Feed-in Tariffs May Push Renewables More Than RECs
By establishing a set price, feed-in tariff (FiT) policies reduce the need for multiple incentives and complex financing through tax liabilities currently used to supplement renewable portfolio standard (RPS) targets in the U.S., according to a white paper from Greener Dawn Climate. The report also indicates that FiT policies may be a less expensive way to renewable energy development compared to other policies including renewable energy certificates (RECs) based on evidence from Europe.
FiTs provide financial incentive to renewable energy producers by offering guaranteed interconnection to the electricity grid and long-term contracts at premium fixed prices, said Greener Dawn Climate. Other benefits include support for state initiatives including economic development, job creation, greenhouse gas reduction and energy diversification, while helping to drive the development of new technologies, according to the white paper.
The white paper addresses the opportunities and challenges that face FiT implementation, provides best practices, and answers key questions regarding the applicability of FiT policies in the U.S.
According to the paper, the five best FiT practices fall under the categories of program duration, program capacity, guaranteed standard access to the grid, setting an effective payment rate and payment differentiation by tech, size, and location.
The paper also examines the impact of current FiT policies adopted or proposed by local and state governments including Gainesville, Fla., the state of Vermont, and three separate initiatives in California.

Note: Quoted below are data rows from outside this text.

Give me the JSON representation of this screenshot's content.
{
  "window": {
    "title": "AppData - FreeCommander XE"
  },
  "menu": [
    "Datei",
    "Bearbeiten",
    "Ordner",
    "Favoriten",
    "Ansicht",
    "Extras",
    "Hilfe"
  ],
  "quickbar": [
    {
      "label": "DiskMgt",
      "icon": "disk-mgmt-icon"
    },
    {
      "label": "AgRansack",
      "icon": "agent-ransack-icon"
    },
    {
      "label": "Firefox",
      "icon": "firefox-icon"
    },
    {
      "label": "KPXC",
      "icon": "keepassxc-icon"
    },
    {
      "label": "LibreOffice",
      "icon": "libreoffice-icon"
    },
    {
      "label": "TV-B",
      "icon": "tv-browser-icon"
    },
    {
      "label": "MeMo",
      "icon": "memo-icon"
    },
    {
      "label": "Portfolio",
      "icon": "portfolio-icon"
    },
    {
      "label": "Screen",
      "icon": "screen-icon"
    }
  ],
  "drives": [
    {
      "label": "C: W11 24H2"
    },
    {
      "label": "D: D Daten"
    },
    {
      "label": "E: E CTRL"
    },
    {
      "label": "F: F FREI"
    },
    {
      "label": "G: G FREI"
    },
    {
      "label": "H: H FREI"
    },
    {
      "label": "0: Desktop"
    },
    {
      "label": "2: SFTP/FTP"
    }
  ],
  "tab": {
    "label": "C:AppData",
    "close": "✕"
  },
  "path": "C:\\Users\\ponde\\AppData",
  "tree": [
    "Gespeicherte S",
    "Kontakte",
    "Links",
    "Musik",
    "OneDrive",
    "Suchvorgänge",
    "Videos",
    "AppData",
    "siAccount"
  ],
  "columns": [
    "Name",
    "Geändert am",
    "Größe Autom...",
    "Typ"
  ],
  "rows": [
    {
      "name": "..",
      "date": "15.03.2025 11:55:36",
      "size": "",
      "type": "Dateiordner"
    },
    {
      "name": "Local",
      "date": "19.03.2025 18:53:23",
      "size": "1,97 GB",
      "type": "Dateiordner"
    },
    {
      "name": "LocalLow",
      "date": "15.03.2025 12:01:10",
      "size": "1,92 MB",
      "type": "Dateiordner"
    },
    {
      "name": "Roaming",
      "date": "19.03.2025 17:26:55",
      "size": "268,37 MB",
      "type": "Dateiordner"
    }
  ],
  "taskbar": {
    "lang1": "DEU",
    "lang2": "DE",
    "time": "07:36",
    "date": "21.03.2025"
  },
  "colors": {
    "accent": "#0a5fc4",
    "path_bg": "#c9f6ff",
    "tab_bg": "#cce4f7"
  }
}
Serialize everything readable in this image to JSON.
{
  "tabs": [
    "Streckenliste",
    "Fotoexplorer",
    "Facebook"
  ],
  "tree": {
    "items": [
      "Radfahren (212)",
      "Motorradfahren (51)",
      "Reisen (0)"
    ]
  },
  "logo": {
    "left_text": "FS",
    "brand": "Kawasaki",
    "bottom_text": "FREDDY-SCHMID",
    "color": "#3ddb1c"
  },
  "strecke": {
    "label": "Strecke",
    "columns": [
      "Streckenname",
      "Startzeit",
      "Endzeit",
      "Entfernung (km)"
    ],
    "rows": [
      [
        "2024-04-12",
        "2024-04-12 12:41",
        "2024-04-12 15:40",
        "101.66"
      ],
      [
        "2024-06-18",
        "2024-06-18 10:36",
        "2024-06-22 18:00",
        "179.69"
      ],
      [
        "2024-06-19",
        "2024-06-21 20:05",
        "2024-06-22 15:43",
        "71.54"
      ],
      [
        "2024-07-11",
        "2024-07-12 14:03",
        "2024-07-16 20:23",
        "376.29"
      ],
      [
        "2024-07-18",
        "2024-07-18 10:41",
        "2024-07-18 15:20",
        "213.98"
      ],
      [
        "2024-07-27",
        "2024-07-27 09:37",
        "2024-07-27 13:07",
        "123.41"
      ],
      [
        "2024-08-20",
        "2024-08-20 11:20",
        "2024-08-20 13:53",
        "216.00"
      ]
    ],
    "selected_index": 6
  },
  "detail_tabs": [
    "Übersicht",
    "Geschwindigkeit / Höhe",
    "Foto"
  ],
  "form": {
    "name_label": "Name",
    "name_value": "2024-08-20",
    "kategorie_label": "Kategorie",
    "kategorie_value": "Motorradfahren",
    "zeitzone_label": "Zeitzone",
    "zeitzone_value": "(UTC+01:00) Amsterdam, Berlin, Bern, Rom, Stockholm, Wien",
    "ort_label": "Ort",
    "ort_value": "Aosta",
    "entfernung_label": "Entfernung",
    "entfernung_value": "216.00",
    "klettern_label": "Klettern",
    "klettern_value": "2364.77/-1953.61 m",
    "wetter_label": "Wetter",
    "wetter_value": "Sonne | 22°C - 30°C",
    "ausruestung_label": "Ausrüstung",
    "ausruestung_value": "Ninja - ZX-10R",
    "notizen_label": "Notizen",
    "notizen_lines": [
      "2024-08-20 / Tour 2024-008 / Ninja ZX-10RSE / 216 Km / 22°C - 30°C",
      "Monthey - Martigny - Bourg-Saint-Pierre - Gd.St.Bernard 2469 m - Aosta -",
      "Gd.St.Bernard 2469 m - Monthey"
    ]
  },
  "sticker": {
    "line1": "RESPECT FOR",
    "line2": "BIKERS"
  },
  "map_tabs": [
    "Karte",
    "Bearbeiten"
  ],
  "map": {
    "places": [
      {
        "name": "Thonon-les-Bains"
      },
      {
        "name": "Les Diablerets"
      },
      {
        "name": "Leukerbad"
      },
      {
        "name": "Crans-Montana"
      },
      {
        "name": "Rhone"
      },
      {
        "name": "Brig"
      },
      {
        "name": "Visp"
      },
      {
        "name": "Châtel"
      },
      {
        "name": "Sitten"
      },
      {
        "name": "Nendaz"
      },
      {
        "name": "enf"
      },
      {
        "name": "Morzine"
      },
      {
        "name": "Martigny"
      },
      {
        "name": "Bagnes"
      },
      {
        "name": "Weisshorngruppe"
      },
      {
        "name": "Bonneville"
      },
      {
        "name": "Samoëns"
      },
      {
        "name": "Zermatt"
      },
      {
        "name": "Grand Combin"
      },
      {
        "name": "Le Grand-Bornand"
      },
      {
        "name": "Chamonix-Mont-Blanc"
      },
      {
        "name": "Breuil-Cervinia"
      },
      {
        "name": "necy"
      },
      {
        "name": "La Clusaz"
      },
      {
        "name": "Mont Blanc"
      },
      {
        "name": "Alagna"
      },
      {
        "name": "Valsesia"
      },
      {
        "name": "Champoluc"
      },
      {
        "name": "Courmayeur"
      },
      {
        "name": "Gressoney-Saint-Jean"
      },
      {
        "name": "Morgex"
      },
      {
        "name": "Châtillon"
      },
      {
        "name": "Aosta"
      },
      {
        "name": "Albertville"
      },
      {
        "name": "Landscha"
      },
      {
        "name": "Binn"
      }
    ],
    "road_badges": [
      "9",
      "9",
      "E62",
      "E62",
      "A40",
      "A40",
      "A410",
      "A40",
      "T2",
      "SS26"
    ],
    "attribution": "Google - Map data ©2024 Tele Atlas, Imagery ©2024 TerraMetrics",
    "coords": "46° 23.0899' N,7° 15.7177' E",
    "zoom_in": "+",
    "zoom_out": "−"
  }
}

Energy Manager News
- Digging Deep to Cure HVAC Inefficiency
- Technavio: Global Data Center Liquid Cooling Market Growing
- GE Shreveport Plant Finishes First Stage of Retrofit

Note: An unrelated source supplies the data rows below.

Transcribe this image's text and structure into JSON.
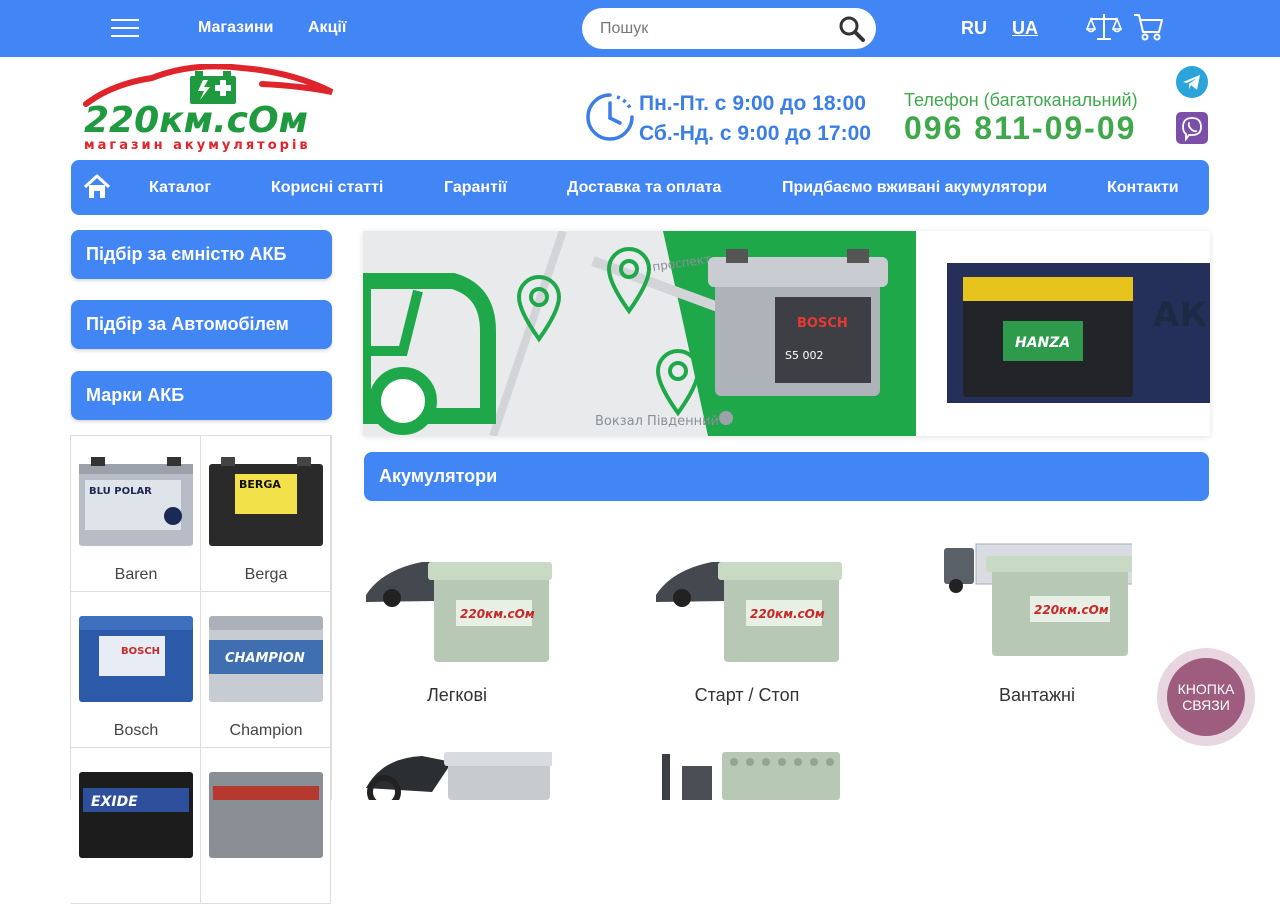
{
  "topbar": {
    "nav": [
      "Магазини",
      "Акції"
    ],
    "search_placeholder": "Пошук",
    "languages": [
      "RU",
      "UA"
    ],
    "active_language": "UA"
  },
  "header": {
    "logo_text": "220км.сОм",
    "logo_tagline": "магазин акумуляторів",
    "hours": [
      "Пн.-Пт. с 9:00 до 18:00",
      "Сб.-Нд. с 9:00 до 17:00"
    ],
    "phone_label": "Телефон (багатоканальний)",
    "phone": "096 811-09-09"
  },
  "main_nav": [
    "Каталог",
    "Корисні статті",
    "Гарантії",
    "Доставка та оплата",
    "Придбаємо вживані акумулятори",
    "Контакти"
  ],
  "sidebar": {
    "buttons": [
      "Підбір за ємністю АКБ",
      "Підбір за Автомобілем",
      "Марки АКБ"
    ],
    "brands": [
      {
        "name": "Baren",
        "label": "BLU POLAR",
        "color": "#b7bdc6"
      },
      {
        "name": "Berga",
        "label": "BERGA",
        "color": "#2a2a2a"
      },
      {
        "name": "Bosch",
        "label": "BOSCH",
        "color": "#2c5aa8"
      },
      {
        "name": "Champion",
        "label": "CHAMPION",
        "color": "#3f6fb0"
      },
      {
        "name": "",
        "label": "EXIDE",
        "color": "#1c1c1c"
      },
      {
        "name": "",
        "label": "",
        "color": "#8a8f96"
      }
    ]
  },
  "banner": {
    "street_1": "проспект",
    "street_2": "Вокзал Південний",
    "battery_1": "BOSCH",
    "battery_1_model": "S5 002",
    "battery_2": "HANZA",
    "side_text": "АККУ",
    "accent": "#1fa84a"
  },
  "section": {
    "title": "Акумулятори",
    "categories": [
      "Легкові",
      "Старт / Стоп",
      "Вантажні",
      "",
      ""
    ]
  },
  "contact_button": {
    "line1": "КНОПКА",
    "line2": "СВЯЗИ"
  },
  "colors": {
    "primary": "#4285f4",
    "green": "#3fa84a",
    "logo_red": "#e0242b",
    "logo_green": "#1f9a3f"
  }
}
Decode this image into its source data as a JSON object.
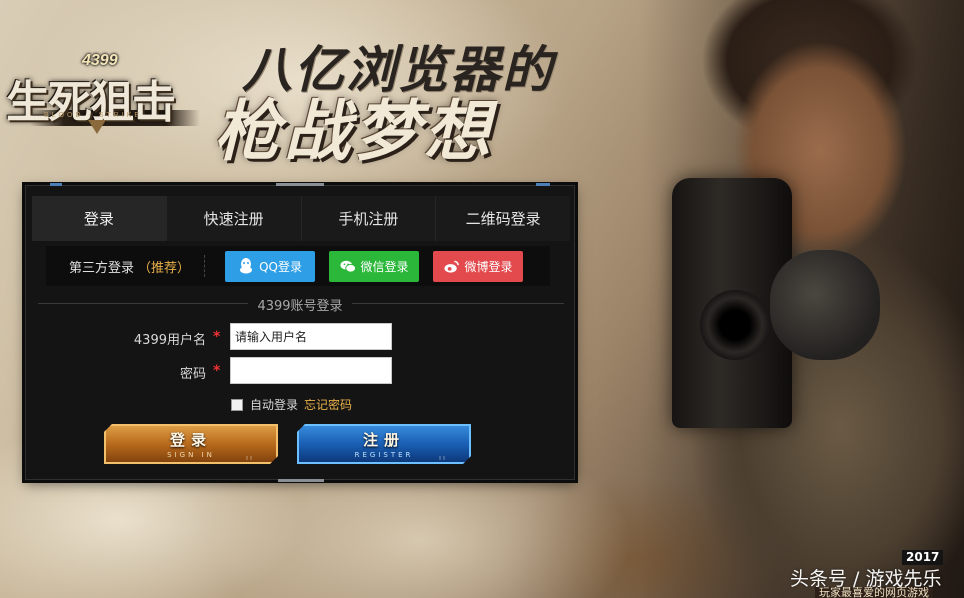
{
  "logo": {
    "number": "4399",
    "title": "生死狙击",
    "subtitle": "BLOOD · STRIKE"
  },
  "slogan": {
    "line1": "八亿浏览器的",
    "line2": "枪战梦想"
  },
  "tabs": [
    {
      "label": "登录"
    },
    {
      "label": "快速注册"
    },
    {
      "label": "手机注册"
    },
    {
      "label": "二维码登录"
    }
  ],
  "third_party": {
    "label": "第三方登录",
    "recommend": "（推荐）",
    "qq": "QQ登录",
    "wechat": "微信登录",
    "weibo": "微博登录"
  },
  "form": {
    "section_title": "4399账号登录",
    "username_label": "4399用户名",
    "username_placeholder": "请输入用户名",
    "password_label": "密码",
    "required_mark": "*",
    "auto_login": "自动登录",
    "forgot_password": "忘记密码"
  },
  "buttons": {
    "login_main": "登录",
    "login_sub": "SIGN IN",
    "register_main": "注册",
    "register_sub": "REGISTER"
  },
  "watermark": {
    "year": "2017",
    "text": "头条号 / 游戏先乐",
    "sub": "玩家最喜爱的网页游戏"
  },
  "colors": {
    "qq": "#2e9ee6",
    "wechat": "#2bb73a",
    "weibo": "#e24a4e",
    "accent_orange": "#e8b04a",
    "required": "#e33333"
  }
}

- Entergy Arkansas Reaches Rate Settlement
- EMEX Named TEPA Aggregator/Broker/Consultant of the Year
- Switching to LEDs Without Leaving the Past Behind
- McKinstry Replacing 6,200 Lights with LEDs in Henderson, NV
- USDA Investing More than $300M in Efficiency, Renewables